(Data about app and page elements)
■ ■ ■ ■

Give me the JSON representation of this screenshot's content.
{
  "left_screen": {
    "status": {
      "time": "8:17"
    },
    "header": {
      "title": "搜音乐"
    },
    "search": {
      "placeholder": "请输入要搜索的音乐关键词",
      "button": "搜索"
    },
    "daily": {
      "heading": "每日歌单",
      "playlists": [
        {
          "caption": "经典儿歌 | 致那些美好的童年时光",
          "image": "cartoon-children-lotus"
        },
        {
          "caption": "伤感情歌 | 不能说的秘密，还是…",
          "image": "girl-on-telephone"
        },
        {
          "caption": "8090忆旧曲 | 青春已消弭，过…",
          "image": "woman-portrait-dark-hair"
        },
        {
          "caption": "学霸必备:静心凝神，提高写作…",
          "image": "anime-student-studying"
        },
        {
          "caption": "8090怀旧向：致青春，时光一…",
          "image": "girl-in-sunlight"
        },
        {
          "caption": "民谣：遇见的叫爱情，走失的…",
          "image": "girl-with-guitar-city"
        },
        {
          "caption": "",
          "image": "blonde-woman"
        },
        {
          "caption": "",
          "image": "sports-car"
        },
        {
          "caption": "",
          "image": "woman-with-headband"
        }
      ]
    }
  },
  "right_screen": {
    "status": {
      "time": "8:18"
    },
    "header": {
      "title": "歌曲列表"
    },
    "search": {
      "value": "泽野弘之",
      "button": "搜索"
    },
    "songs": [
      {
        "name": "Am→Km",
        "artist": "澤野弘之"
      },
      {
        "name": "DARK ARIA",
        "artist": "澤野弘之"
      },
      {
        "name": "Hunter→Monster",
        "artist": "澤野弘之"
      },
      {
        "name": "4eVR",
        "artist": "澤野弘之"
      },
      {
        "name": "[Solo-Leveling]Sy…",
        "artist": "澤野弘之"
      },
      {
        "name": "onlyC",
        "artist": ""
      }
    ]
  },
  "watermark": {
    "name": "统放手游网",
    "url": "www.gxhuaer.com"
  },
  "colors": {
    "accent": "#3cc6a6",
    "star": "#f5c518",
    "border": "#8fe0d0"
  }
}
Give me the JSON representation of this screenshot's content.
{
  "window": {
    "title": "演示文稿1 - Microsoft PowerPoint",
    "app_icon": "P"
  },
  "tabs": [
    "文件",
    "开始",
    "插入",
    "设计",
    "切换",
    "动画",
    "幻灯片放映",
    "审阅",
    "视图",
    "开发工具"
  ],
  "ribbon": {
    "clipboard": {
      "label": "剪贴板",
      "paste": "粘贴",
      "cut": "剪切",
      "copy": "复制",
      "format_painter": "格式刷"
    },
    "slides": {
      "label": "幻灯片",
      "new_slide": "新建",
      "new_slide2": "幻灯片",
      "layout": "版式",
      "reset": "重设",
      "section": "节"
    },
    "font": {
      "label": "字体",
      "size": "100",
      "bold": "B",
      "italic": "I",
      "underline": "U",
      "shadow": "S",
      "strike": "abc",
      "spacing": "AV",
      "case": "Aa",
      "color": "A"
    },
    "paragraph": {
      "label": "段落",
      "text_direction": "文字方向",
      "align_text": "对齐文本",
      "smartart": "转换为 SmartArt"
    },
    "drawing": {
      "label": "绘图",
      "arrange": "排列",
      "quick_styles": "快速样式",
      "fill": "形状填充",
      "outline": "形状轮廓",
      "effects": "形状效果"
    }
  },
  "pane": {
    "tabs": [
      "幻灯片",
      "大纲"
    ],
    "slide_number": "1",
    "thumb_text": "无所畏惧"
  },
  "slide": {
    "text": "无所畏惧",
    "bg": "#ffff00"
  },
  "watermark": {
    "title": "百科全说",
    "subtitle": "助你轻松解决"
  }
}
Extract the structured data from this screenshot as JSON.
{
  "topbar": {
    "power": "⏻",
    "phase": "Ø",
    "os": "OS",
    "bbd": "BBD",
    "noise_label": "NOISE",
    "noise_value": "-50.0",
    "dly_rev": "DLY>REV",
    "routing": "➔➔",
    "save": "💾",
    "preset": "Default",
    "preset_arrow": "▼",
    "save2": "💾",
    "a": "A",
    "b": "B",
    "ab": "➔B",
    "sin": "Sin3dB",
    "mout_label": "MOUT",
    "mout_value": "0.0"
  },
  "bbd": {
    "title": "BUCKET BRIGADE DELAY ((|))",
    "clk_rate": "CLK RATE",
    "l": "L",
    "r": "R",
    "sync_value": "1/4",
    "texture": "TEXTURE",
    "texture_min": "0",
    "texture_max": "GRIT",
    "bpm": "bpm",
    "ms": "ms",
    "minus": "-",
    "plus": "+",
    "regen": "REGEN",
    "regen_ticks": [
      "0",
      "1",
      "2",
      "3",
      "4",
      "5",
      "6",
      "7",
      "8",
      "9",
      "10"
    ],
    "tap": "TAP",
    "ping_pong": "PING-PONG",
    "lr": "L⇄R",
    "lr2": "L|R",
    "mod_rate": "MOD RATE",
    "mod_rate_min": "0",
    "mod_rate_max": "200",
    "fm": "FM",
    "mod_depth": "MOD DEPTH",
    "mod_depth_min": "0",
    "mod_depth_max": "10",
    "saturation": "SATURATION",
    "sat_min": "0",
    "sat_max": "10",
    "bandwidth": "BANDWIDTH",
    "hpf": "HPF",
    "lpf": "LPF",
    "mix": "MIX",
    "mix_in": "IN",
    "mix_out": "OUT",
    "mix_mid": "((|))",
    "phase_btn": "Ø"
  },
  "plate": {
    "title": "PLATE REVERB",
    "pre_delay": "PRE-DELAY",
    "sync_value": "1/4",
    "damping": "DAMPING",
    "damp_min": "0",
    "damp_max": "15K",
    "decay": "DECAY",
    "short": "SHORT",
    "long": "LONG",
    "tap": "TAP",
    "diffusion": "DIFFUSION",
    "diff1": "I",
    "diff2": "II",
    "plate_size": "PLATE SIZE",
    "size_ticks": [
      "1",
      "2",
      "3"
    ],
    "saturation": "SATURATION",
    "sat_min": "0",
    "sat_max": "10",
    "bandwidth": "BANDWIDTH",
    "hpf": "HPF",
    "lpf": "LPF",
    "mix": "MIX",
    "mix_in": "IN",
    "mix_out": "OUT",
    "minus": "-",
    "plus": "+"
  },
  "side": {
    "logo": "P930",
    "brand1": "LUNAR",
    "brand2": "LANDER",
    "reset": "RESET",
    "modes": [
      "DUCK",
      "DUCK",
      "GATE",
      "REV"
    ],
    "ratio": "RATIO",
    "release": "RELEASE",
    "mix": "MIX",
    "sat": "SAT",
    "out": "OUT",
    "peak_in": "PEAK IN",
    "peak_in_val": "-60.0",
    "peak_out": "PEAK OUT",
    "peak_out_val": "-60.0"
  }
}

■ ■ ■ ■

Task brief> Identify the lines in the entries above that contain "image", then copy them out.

Response to this task>
          "image": "cartoon-children-lotus"
          "image": "girl-on-telephone"
          "image": "woman-portrait-dark-hair"
          "image": "anime-student-studying"
          "image": "girl-in-sunlight"
          "image": "girl-with-guitar-city"
          "image": "blonde-woman"
          "image": "sports-car"
          "image": "woman-with-headband"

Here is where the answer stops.